Even though I have guided bear photo trips for over 30 years, it is still a real adrenaline rush to be in the close presence of this mighty icon of the American wilderness.  I will never tire of the experience.  This year we hit the peak of the silver salmon run.  Two-legged and four-legged fishermen were there to harvest this annual bounty from the clear waters of Silver Salmon Creek.  This Alaskan “creek”—which to me is a river—is bigger than any creek I’ve ever seen in the “Lower 48.”

Each day, we typically had three photo shoots—morning, afternoon and evening.  Riding in carts towed by powerful ATVs, we cruised the trails, most of which were along the beach, until we spotted bears.  Tripods and cameras in hand, we approached to a safe, strategic shooting position and got to work.  It is always best to have the bears move toward you.  Our local guide knew the behavior of most of the individual bears and could usually predict their route of travel.  We stood still and stayed quiet as the bears approached and we commonly had animals move to within 40 to 50 feet of us.  Using a 400-500mm lens we were getting head and shoulder shots—and looking right into their eyes as they passed by.  They were, however, interested in eating fish, not photographers.  This population of coastal grizzlies (Ursus arctos), called brown bears in Alaska, are “people neutral.”

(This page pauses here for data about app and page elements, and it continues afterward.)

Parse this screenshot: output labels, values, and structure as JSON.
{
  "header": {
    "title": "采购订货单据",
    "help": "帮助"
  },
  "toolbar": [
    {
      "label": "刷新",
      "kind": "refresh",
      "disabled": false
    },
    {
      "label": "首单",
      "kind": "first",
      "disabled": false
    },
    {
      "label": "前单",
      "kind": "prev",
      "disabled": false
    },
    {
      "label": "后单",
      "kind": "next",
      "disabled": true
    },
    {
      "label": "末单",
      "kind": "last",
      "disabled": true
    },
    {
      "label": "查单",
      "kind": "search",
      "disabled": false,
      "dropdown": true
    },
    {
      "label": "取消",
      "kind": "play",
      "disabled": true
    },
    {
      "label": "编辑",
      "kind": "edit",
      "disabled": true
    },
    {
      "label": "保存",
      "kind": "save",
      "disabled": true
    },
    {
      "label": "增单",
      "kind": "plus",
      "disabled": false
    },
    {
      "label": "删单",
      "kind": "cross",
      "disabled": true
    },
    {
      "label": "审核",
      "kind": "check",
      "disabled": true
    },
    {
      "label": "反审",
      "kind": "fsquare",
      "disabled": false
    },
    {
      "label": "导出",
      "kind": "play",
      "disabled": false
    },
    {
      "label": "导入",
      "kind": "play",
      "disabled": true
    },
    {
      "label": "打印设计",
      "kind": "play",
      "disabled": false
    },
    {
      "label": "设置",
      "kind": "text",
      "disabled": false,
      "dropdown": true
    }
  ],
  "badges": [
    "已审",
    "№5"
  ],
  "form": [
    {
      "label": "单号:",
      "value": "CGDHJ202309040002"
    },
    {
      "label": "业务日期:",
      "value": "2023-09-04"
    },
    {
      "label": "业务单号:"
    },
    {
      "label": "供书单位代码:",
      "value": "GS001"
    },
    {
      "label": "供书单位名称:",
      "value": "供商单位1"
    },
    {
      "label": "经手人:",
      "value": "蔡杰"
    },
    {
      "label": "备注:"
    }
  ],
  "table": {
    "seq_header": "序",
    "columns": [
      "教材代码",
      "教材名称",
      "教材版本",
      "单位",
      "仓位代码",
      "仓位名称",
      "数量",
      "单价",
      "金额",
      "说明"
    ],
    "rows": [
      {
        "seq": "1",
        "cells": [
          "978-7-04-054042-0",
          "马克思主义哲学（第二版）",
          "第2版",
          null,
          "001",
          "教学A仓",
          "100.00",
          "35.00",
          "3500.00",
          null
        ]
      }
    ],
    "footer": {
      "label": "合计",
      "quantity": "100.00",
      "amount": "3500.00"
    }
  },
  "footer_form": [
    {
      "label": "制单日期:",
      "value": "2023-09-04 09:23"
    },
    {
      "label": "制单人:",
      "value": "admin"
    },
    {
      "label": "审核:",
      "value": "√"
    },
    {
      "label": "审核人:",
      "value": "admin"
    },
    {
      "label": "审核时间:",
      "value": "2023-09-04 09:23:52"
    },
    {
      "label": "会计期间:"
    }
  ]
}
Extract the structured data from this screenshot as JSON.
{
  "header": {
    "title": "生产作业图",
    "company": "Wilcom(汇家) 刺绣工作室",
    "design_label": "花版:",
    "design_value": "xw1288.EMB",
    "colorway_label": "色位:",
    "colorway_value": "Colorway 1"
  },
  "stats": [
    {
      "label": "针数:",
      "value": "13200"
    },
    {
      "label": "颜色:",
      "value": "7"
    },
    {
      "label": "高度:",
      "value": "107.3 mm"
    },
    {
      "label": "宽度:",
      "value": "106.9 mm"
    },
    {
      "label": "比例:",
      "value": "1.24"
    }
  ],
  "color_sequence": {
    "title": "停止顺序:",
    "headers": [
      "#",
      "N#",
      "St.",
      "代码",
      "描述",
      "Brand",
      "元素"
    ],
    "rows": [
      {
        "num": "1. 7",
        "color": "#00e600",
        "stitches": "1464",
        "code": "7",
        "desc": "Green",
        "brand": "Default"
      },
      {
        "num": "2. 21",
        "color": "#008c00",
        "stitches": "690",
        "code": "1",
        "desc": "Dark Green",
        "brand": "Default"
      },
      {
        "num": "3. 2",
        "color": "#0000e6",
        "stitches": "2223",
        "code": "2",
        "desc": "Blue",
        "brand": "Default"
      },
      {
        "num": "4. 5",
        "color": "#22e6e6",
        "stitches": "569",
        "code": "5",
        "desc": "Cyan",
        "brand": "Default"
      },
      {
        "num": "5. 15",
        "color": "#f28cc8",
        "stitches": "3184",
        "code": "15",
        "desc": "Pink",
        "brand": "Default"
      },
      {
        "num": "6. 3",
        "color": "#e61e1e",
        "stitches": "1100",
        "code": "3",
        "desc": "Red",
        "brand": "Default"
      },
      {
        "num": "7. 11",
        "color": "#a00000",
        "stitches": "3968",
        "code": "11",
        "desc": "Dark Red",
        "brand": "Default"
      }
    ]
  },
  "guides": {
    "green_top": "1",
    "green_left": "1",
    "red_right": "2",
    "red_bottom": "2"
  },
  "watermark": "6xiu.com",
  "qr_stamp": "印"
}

At Lake Clark’s Silver Salmon Creek, the month of August means action--and lots of it.  At this time of year, bears need approximately 20,000 calories a day to put on the extra weight they require for going into winter “sleep.”  When the tide was right, we stationed ourselves in a position to photograph the bears chasing the fish right in front of us.  When a salmon swam by, 500 pounds of long wet fur and mighty muscle would explode into the shallow water.  Some bears would pin the fish to the bottom with their long sharp claws.  Others simply grabbed the prey with their mouth, coming up with their trophy dangling from their jaws and flipping back and forth.  Check out the slide show—the pictures tell it all! 

Many of you who have been to Lake Clark will remember a bear known as “Looper.” For two years we hardly saw her; in 2014 we spotted her for less than one minute during an entire week.  This year was different.  Looper was back—tanned, rested and ready!  She must be at least 100 pounds heavier and really looking good.  Not having cubs to worry about seems to have been to her benefit.  Hopefully, she bred this summer and we will see her at Homestead Lodge next year with her spring cubs in tow.

If you are looking for action, adventure, great food, wonderful lodging and knowledgeable guides, all in a pristine Alaskan wilderness, this trip is for you.  I just got back and I’m already looking forward to next year!